<<<<

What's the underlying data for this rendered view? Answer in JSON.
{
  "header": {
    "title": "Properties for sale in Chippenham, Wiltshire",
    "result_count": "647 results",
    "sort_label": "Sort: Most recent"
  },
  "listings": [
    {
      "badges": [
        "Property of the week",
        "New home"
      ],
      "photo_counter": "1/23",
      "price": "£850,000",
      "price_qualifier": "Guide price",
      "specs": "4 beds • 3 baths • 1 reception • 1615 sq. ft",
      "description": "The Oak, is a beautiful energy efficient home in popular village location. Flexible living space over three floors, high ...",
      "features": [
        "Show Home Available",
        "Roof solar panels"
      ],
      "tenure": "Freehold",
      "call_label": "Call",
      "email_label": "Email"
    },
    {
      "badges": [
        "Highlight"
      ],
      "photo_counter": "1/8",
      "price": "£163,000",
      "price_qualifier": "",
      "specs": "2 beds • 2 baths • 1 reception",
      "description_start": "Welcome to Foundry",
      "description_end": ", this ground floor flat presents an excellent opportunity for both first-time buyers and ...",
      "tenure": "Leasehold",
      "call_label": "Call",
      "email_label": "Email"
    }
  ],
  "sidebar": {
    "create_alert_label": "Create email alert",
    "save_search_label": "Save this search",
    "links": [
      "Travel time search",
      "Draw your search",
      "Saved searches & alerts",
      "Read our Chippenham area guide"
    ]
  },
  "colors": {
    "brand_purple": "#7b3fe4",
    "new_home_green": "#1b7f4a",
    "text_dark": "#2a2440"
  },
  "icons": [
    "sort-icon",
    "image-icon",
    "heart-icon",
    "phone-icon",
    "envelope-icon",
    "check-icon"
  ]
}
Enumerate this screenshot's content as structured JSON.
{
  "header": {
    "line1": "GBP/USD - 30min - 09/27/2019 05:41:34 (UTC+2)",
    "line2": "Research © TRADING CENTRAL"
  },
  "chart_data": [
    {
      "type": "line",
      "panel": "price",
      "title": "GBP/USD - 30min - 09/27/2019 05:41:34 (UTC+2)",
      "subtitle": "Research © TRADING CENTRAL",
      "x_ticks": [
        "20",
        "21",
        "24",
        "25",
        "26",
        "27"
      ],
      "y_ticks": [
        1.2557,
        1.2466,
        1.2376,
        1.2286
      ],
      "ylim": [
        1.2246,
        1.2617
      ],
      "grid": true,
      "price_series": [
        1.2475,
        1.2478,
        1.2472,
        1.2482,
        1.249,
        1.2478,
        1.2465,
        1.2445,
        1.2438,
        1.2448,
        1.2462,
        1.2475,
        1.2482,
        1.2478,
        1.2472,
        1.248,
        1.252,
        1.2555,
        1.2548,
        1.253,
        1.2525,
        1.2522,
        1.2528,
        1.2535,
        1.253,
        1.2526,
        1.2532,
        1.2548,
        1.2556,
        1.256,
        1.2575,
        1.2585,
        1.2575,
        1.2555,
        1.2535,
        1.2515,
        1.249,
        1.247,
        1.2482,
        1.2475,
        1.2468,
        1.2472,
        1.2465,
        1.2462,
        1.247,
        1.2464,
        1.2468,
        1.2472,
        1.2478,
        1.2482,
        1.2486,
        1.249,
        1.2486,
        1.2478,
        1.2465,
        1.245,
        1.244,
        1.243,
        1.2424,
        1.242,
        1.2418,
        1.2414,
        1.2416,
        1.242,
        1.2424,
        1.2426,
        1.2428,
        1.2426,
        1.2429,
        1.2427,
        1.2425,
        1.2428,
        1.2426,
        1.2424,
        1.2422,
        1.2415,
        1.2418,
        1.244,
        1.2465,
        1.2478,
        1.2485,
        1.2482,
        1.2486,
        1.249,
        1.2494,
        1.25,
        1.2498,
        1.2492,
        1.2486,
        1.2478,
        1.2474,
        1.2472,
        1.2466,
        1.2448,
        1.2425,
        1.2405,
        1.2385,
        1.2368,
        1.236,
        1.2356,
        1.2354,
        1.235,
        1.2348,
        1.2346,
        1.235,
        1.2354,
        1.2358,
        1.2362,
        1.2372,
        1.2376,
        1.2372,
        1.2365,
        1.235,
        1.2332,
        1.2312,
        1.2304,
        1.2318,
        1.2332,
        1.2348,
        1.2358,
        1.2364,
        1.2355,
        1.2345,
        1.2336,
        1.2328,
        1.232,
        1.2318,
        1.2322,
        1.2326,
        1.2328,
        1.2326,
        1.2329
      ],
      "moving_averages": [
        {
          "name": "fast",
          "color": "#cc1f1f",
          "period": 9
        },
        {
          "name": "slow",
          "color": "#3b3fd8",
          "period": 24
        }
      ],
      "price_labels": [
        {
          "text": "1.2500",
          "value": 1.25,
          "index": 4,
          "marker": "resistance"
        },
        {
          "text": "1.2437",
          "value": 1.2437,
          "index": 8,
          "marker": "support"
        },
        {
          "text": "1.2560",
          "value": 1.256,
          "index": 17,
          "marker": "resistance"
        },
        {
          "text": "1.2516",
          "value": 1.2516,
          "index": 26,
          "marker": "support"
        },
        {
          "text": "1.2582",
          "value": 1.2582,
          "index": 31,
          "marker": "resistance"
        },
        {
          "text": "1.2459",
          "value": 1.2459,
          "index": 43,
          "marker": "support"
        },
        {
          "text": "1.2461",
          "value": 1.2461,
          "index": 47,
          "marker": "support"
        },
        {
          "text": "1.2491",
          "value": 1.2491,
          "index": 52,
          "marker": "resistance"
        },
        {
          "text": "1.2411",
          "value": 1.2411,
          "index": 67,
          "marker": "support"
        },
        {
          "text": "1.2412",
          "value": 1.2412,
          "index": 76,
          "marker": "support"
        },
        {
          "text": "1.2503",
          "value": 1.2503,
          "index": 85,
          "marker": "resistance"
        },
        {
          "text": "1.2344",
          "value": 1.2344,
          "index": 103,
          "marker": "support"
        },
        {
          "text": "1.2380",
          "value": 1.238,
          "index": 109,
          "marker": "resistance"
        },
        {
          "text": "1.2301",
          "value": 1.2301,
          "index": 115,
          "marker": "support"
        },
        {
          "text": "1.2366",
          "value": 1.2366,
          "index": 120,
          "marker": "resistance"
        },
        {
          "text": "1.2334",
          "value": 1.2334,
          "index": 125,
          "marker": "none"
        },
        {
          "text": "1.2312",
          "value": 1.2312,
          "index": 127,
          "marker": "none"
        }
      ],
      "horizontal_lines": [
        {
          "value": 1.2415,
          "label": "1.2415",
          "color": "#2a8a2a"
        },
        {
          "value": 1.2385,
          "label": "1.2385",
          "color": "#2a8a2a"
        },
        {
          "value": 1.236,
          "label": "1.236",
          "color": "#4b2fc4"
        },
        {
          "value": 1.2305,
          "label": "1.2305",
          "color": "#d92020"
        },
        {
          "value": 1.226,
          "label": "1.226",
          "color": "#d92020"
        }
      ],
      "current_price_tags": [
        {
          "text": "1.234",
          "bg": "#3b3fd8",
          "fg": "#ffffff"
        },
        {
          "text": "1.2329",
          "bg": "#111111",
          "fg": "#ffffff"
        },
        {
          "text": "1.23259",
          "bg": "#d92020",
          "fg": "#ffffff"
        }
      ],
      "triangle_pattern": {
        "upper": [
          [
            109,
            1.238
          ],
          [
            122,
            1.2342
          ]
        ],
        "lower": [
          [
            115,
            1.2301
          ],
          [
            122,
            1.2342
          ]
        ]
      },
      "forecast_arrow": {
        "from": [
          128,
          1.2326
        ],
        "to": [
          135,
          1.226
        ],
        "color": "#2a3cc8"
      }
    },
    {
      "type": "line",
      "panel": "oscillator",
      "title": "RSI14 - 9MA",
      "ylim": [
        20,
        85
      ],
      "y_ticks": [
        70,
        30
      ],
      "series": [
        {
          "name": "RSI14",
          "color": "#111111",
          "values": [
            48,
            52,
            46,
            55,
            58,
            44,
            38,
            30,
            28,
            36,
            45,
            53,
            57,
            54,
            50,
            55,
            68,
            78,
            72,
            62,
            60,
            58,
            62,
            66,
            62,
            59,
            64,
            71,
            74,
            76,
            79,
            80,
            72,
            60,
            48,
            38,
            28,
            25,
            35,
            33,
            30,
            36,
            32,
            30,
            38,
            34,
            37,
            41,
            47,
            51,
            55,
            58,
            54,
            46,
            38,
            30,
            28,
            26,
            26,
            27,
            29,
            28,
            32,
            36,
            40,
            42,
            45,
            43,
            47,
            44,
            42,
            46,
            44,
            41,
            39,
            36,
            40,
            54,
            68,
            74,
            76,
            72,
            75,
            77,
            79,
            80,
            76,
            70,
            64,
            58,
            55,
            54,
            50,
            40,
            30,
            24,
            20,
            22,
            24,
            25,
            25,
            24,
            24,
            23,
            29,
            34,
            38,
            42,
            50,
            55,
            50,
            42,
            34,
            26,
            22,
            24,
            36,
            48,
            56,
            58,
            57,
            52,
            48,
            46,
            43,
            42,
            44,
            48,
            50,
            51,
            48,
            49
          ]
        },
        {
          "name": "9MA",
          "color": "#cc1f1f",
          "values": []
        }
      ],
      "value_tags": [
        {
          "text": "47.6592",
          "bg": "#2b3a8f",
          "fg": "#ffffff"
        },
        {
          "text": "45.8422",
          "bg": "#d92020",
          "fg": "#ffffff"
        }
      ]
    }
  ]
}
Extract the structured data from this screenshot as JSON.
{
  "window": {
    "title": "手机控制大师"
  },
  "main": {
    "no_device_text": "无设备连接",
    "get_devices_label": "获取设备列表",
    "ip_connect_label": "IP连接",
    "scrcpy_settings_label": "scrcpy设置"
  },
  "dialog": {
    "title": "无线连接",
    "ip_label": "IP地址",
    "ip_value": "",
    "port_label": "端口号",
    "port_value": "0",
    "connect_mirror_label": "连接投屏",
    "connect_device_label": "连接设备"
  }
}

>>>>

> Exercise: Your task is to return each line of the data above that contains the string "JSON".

> Result of the exercise:
What's the underlying data for this rendered view? Answer in JSON.
Enumerate this screenshot's content as structured JSON.
Extract the structured data from this screenshot as JSON.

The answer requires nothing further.